■ Your objective
Whatever the records hold, copy it exactly and completely.

■ Dataset entries
┌────────

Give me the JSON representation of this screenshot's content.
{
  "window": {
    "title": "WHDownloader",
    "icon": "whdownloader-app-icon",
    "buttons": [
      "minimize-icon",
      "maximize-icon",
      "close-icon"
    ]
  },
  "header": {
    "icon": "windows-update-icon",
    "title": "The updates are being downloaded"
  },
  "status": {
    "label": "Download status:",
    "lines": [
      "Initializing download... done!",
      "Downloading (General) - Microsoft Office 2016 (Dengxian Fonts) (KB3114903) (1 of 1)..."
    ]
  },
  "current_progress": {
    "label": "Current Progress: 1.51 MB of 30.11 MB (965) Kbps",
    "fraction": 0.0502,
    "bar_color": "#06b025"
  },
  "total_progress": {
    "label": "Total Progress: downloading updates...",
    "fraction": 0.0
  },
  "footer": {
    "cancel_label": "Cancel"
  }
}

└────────

■ Answer section
Give me the JSON representation of this screenshot's content.
{
  "window": {
    "title": "WHDownloader",
    "icon": "whdownloader-app-icon",
    "buttons": [
      "minimize-icon",
      "maximize-icon",
      "close-icon"
    ]
  },
  "header": {
    "icon": "windows-update-icon",
    "title": "The updates are being downloaded"
  },
  "status": {
    "label": "Download status:",
    "lines": [
      "Initializing download... done!",
      "Downloading (General) - Microsoft Office 2016 (Dengxian Fonts) (KB3114903) (1 of 1)..."
    ]
  },
  "current_progress": {
    "label": "Current Progress: 1.51 MB of 30.11 MB (965) Kbps",
    "fraction": 0.0502,
    "bar_color": "#06b025"
  },
  "total_progress": {
    "label": "Total Progress: downloading updates...",
    "fraction": 0.0
  },
  "footer": {
    "cancel_label": "Cancel"
  }
}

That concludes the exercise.